Another great "obscure" prog band, these guys hail from Quebec and are among the best folk-rock you will ever listen.
Lead vocalist and guitarist Serge Fiori met Michel Normandeau (vocals and guitar) in a theatre music meeting. Later on in 1973 they met bassist Louis Valois and became Harmonium. In November 1973 the group performed their first air play on CHOM-FM. They played 3 tracks: "Pour un instant", "Un musicien parmi tant d'autres", and "Un refrain parmi tant d'autres". The first 2 songs were demos at the time and were later recorded professionally to be put on their first album, "Harmonium". The last song was a sequel to "Un musicien parmi tant d'autres", but never made the album cut, staying as a b-side. Apart from the album, one single was recorded at the time: "Pour un instant", featuring 2 tracks (one on each side), the title song and "100,000 Raisons", only released on the CD version of the album almost 20 years later.

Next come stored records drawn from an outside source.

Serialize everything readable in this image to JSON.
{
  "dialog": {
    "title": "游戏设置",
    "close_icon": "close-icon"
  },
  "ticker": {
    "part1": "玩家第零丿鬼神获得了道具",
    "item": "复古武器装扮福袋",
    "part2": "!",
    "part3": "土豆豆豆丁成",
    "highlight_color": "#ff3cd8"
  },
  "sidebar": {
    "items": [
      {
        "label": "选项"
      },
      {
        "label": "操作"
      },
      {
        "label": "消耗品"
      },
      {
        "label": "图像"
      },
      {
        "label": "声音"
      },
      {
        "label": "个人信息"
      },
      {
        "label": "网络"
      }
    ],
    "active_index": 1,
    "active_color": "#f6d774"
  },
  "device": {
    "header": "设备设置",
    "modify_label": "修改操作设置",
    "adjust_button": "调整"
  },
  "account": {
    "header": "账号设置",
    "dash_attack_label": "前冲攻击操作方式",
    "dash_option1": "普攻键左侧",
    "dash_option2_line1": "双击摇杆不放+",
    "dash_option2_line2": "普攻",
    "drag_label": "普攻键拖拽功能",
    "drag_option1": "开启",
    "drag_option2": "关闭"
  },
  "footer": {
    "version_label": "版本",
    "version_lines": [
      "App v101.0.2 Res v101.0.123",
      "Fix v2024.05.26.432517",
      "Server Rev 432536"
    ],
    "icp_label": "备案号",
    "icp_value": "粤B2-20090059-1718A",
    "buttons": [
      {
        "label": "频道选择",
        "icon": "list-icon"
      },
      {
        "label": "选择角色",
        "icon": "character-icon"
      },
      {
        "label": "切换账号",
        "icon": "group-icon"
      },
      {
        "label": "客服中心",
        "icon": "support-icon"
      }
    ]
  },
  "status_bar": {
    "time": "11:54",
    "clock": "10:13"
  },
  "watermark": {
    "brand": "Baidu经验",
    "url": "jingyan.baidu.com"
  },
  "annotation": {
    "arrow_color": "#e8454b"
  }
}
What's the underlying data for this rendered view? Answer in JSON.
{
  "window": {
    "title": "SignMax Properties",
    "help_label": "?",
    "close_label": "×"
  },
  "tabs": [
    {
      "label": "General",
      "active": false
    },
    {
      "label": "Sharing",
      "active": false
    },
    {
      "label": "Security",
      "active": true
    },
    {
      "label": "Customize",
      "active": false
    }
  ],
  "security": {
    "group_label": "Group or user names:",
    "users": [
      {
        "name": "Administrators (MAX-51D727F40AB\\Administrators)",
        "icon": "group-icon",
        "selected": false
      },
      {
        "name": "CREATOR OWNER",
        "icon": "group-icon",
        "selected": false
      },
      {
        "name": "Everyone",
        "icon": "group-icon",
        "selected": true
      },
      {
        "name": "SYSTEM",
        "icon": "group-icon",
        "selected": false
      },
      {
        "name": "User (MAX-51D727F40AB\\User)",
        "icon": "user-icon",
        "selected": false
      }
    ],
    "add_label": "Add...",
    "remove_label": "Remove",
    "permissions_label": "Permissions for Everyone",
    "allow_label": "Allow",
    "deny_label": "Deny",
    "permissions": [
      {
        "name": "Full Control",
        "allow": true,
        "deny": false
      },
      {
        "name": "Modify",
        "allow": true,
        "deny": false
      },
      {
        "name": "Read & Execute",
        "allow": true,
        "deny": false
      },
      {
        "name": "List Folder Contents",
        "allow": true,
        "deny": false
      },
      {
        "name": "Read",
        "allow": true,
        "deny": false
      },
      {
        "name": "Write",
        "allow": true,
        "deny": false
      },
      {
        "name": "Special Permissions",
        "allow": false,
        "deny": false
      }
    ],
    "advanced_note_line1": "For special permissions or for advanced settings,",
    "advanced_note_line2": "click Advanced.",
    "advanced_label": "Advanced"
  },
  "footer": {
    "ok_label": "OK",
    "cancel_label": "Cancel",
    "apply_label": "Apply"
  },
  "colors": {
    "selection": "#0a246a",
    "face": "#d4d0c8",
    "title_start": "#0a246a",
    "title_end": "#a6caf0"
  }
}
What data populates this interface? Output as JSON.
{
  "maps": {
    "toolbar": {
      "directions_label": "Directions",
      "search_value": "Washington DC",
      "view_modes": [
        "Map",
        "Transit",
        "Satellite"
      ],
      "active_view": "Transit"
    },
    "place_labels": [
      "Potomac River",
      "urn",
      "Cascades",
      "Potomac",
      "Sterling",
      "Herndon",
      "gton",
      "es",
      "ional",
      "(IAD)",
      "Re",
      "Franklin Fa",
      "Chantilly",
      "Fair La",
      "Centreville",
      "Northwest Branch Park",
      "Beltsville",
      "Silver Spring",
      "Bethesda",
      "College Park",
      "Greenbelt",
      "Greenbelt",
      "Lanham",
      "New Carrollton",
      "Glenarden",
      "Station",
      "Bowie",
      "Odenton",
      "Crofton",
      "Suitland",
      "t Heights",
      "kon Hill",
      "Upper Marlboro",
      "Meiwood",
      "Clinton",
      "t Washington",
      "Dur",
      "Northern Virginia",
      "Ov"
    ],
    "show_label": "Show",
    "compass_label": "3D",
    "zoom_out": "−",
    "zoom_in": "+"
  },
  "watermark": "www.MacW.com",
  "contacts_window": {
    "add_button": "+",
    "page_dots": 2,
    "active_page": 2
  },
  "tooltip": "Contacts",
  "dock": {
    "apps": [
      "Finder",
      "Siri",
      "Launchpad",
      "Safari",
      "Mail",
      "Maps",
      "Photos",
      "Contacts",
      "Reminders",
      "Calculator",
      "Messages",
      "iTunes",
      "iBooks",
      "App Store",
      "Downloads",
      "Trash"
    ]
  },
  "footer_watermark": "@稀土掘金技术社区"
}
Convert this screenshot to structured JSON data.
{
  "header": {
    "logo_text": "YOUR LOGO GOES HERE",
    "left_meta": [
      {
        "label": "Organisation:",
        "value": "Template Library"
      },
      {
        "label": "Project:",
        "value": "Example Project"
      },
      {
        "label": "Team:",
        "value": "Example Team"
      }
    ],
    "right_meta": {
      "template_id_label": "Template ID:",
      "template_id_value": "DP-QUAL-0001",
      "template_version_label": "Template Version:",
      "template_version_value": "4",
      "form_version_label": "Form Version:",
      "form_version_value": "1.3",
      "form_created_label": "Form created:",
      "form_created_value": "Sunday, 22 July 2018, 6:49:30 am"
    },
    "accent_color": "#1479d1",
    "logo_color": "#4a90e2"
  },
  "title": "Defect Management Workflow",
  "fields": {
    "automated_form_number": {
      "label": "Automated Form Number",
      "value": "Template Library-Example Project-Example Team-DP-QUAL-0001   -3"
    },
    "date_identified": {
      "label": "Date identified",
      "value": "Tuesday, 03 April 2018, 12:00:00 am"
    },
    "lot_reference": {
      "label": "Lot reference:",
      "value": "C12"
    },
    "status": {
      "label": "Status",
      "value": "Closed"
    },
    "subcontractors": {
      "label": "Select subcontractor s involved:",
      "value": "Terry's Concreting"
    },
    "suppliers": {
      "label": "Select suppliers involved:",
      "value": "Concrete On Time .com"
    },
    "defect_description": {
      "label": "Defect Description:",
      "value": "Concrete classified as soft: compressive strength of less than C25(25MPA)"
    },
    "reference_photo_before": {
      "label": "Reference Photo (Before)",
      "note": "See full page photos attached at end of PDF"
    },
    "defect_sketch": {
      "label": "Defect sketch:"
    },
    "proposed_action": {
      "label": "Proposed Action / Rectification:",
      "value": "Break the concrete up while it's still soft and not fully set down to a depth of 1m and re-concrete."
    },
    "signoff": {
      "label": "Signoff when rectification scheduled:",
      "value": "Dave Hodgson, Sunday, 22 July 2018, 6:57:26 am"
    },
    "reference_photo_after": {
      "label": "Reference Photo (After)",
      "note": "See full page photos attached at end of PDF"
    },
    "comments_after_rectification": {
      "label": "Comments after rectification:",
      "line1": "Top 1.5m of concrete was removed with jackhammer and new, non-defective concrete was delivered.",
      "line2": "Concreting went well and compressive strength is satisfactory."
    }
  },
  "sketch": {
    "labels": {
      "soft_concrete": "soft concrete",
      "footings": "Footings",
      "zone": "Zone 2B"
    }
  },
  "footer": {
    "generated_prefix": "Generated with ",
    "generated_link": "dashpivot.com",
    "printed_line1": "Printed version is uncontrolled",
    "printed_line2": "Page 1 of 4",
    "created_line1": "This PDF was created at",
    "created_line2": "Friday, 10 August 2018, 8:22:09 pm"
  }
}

After many little shows and a small tour played all over Québec, they were up for the second album. The album, sometimes known as "Les Cinq Saisons", was actually named "Si on avait besoin d'une cinquième saison". There were five songs on the album, one representing each season and the last song being the "new" season. For this album the band had three new members: Pierre Daigneault, playing the flutes, sax, and clarinets, Serge Locat, handling the piano and synths, and Judy Richards, who sings the melody of the fifth season in "Histoires sans Paroles".
The third disk, "L'Heptade", is about the seven states of consciousness of a person (during a day, or during a life). The first and the last song are named "Comme un fou" and "Comme un sage", indicating a progression towards wisdom.
Their last concert is said to have taken place at the Centre de la Nature in Laval, PQ, in late 1978. In 2007, all three of Harmonium's studio albums were named among the 100 greatest Canadian albums of all time in Bob Mersereau's book "The Top 100 Canadian Albums". They were the only francophone albums from Quebec named to the list besides Jean-Pierre Ferland's "Jaune".